**Task requirements**
Pull each line holding "name" out of the entries below.

**Items from an interface collection**
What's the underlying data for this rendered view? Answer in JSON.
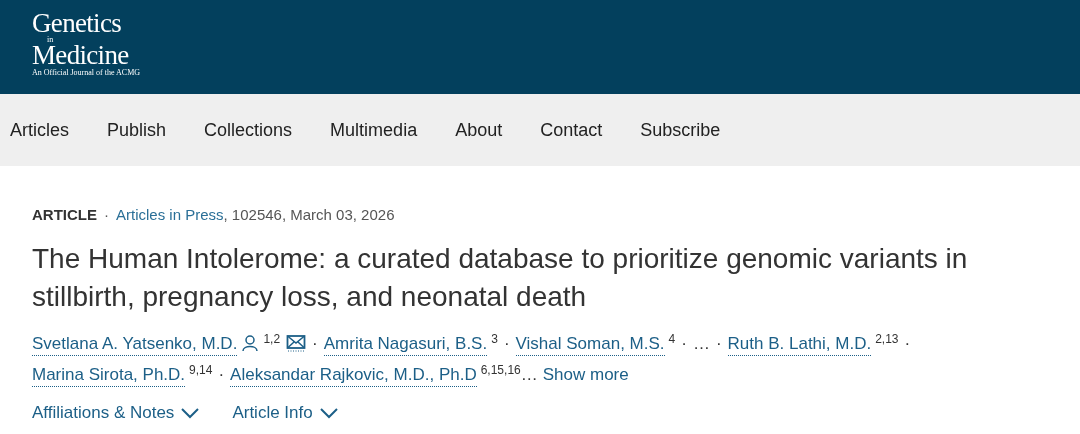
{
  "logo": {
    "line1": "Genetics",
    "small": "in",
    "line2": "Medicine",
    "tagline": "An Official Journal of the ACMG"
  },
  "nav": [
    {
      "label": "Articles"
    },
    {
      "label": "Publish"
    },
    {
      "label": "Collections"
    },
    {
      "label": "Multimedia"
    },
    {
      "label": "About"
    },
    {
      "label": "Contact"
    },
    {
      "label": "Subscribe"
    }
  ],
  "meta": {
    "type": "ARTICLE",
    "sep": "·",
    "section": "Articles in Press",
    "rest": ", 102546, March 03, 2026"
  },
  "title": "The Human Intolerome: a curated database to prioritize genomic variants in stillbirth, pregnancy loss, and neonatal death",
  "authors": [
    {
      "kind": "author",
      "name": "Svetlana A. Yatsenko, M.D.",
      "person_icon": true,
      "sup": "1,2",
      "mail_icon": true,
      "sep": "·"
    },
    {
      "kind": "author",
      "name": "Amrita Nagasuri, B.S.",
      "sup": "3",
      "sep": "·"
    },
    {
      "kind": "author",
      "name": "Vishal Soman, M.S.",
      "sup": "4",
      "sep": "·"
    },
    {
      "kind": "ellipsis",
      "text": "…",
      "sep": "·"
    },
    {
      "kind": "author",
      "name": "Ruth B. Lathi, M.D.",
      "sup": "2,13",
      "sep": "·"
    },
    {
      "kind": "author",
      "name": "Marina Sirota, Ph.D.",
      "sup": "9,14",
      "sep": "·"
    },
    {
      "kind": "author",
      "name": "Aleksandar Rajkovic, M.D., Ph.D",
      "sup": "6,15,16"
    },
    {
      "kind": "ellipsis",
      "text": "…"
    }
  ],
  "show_more": "Show more",
  "sections": [
    {
      "label": "Affiliations & Notes",
      "expanded": false
    },
    {
      "label": "Article Info",
      "expanded": false
    }
  ]
}
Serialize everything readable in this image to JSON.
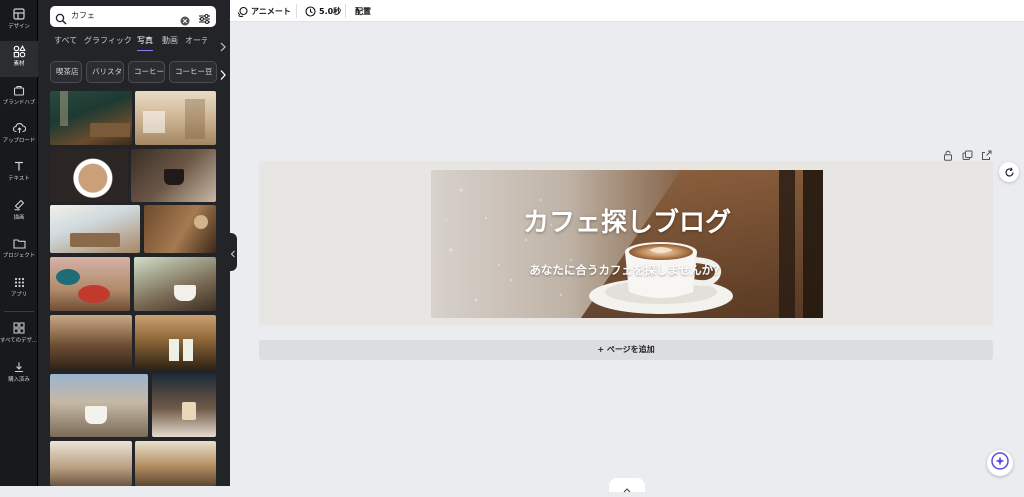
{
  "rail": {
    "items": [
      {
        "label": "デザイン",
        "icon": "layout-icon"
      },
      {
        "label": "素材",
        "icon": "elements-icon"
      },
      {
        "label": "ブランドハブ",
        "icon": "brand-icon"
      },
      {
        "label": "アップロード",
        "icon": "upload-icon"
      },
      {
        "label": "テキスト",
        "icon": "text-icon"
      },
      {
        "label": "描画",
        "icon": "draw-icon"
      },
      {
        "label": "プロジェクト",
        "icon": "folder-icon"
      },
      {
        "label": "アプリ",
        "icon": "apps-icon"
      },
      {
        "label": "すべてのデザ...",
        "icon": "all-designs-icon"
      },
      {
        "label": "購入済み",
        "icon": "download-icon"
      }
    ]
  },
  "search": {
    "value": "カフェ"
  },
  "tabs": [
    "すべて",
    "グラフィック",
    "写真",
    "動画",
    "オーデ"
  ],
  "chips": [
    "喫茶店",
    "バリスタ",
    "コーヒー",
    "コーヒー豆"
  ],
  "topbar": {
    "animate_label": "アニメート",
    "duration_label": "5.0秒",
    "position_label": "配置"
  },
  "canvas": {
    "banner_title": "カフェ探しブログ",
    "banner_subtitle": "あなたに合うカフェを探しませんか？",
    "add_page_label": "+ ページを追加"
  },
  "colors": {
    "accent": "#8b7df0",
    "sidebar_bg": "#18191b",
    "panel_bg": "#232427",
    "canvas_bg": "#ebecf0"
  }
}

**Task output**
      "name": "Svetlana A. Yatsenko, M.D.",
      "name": "Amrita Nagasuri, B.S.",
      "name": "Vishal Soman, M.S.",
      "name": "Ruth B. Lathi, M.D.",
      "name": "Marina Sirota, Ph.D.",
      "name": "Aleksandar Rajkovic, M.D., Ph.D",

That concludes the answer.